Vaidyanathan Subramaniam, 2017-09- 4 (Update: 2017-09- 4)
Vaidyanathan Subramaniam
Vaidyanathan Subramaniam - News Editor

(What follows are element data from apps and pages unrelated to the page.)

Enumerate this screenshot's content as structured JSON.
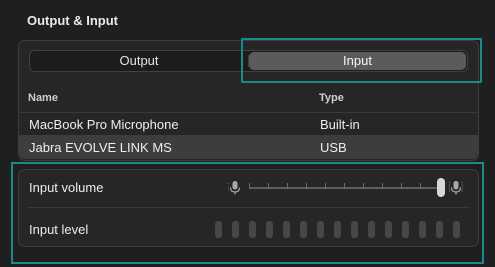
{
  "section": {
    "title": "Output & Input"
  },
  "tabs": {
    "output_label": "Output",
    "input_label": "Input",
    "selected": "Input"
  },
  "table": {
    "columns": [
      "Name",
      "Type"
    ],
    "rows": [
      {
        "name": "MacBook Pro Microphone",
        "type": "Built-in",
        "selected": false
      },
      {
        "name": "Jabra EVOLVE LINK MS",
        "type": "USB",
        "selected": true
      }
    ]
  },
  "input_volume": {
    "label": "Input volume",
    "level": 1.0
  },
  "input_level": {
    "label": "Input level",
    "segments_total": 15,
    "segments_active": 0
  },
  "colors": {
    "background": "#1f1f1f",
    "highlight": "#1a8a8a",
    "selected_row": "#3d3d3d"
  }
}
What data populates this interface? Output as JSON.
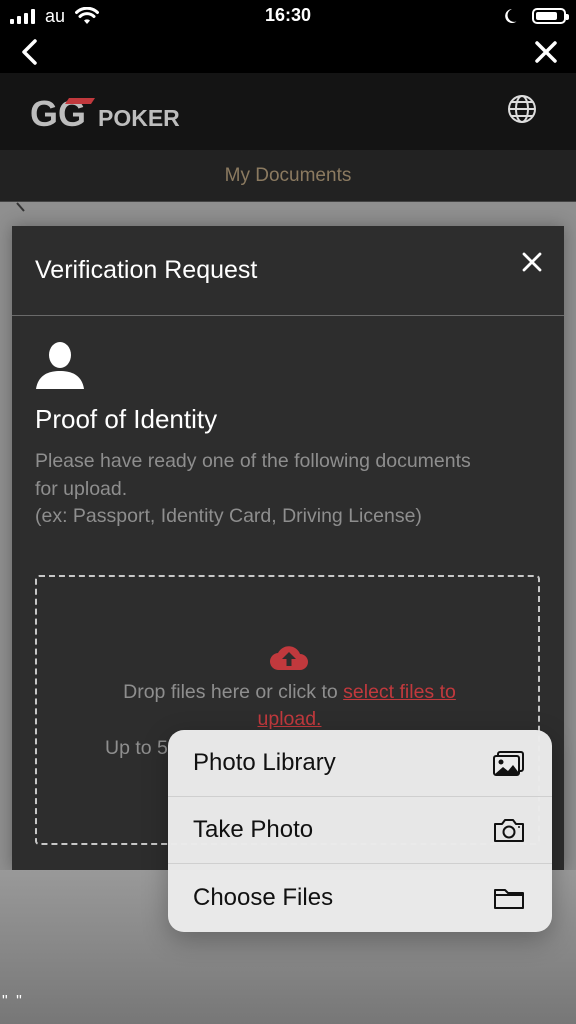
{
  "status_bar": {
    "carrier": "au",
    "time": "16:30"
  },
  "app": {
    "logo_gg": "GG",
    "logo_text": "POKER",
    "page_title": "My Documents"
  },
  "modal": {
    "title": "Verification Request",
    "section_title": "Proof of Identity",
    "description_line1": "Please have ready one of the following documents",
    "description_line2": "for upload.",
    "description_line3": "(ex: Passport, Identity Card, Driving License)",
    "drop_text": "Drop files here or click to ",
    "drop_link_line1": "select files to",
    "drop_link_line2": "upload.",
    "limit_text_partial": "Up to 5"
  },
  "action_menu": {
    "items": [
      {
        "label": "Photo Library",
        "icon": "photo-library-icon"
      },
      {
        "label": "Take Photo",
        "icon": "camera-icon"
      },
      {
        "label": "Choose Files",
        "icon": "folder-icon"
      }
    ]
  },
  "colors": {
    "accent_red": "#c1393d",
    "title_gold": "#8b7a60",
    "modal_bg": "#2d2d2d"
  },
  "bottom_marks": "\" \""
}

I am a cell and molecular biologist and computers have been an integral part of my life ever since I laid my hands on my first PC which was based on an Intel Celeron 266 MHz processor, 16 MB RAM and a modest 2 GB hard disk. Since then, I’ve seen my passion for technology evolve with the times. From traditional floppy based storage and running DOS commands for every other task, to the connected cloud and shared social experiences we take for granted today, I consider myself fortunate to have witnessed a sea change in the technology landscape. I honestly feel that the best is yet to come, when things like AI and cloud computing mature further. When I am not out finding the next big cure for cancer, I read and write about a lot of technology related stuff or go about ripping and re-assembling PCs and laptops.